Entries provided:
*** Begin section ***

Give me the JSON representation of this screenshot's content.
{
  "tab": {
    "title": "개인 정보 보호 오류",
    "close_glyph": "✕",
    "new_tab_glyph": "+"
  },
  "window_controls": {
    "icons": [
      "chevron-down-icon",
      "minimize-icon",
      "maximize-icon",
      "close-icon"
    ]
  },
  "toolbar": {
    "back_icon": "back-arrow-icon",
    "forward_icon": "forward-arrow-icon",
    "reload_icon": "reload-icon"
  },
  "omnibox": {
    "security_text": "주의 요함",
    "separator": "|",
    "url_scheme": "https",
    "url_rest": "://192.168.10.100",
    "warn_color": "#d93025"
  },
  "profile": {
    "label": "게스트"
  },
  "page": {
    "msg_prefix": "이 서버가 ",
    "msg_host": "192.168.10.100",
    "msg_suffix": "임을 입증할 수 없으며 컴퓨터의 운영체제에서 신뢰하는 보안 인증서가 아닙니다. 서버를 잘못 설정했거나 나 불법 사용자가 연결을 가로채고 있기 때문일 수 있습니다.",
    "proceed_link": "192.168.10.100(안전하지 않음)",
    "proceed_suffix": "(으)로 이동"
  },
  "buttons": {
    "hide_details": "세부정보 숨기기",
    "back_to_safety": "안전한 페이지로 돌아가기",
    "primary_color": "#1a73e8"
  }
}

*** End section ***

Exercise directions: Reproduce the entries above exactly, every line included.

Task answer:
Give me the JSON representation of this screenshot's content.
{
  "tab": {
    "title": "개인 정보 보호 오류",
    "close_glyph": "✕",
    "new_tab_glyph": "+"
  },
  "window_controls": {
    "icons": [
      "chevron-down-icon",
      "minimize-icon",
      "maximize-icon",
      "close-icon"
    ]
  },
  "toolbar": {
    "back_icon": "back-arrow-icon",
    "forward_icon": "forward-arrow-icon",
    "reload_icon": "reload-icon"
  },
  "omnibox": {
    "security_text": "주의 요함",
    "separator": "|",
    "url_scheme": "https",
    "url_rest": "://192.168.10.100",
    "warn_color": "#d93025"
  },
  "profile": {
    "label": "게스트"
  },
  "page": {
    "msg_prefix": "이 서버가 ",
    "msg_host": "192.168.10.100",
    "msg_suffix": "임을 입증할 수 없으며 컴퓨터의 운영체제에서 신뢰하는 보안 인증서가 아닙니다. 서버를 잘못 설정했거나 나 불법 사용자가 연결을 가로채고 있기 때문일 수 있습니다.",
    "proceed_link": "192.168.10.100(안전하지 않음)",
    "proceed_suffix": "(으)로 이동"
  },
  "buttons": {
    "hide_details": "세부정보 숨기기",
    "back_to_safety": "안전한 페이지로 돌아가기",
    "primary_color": "#1a73e8"
  }
}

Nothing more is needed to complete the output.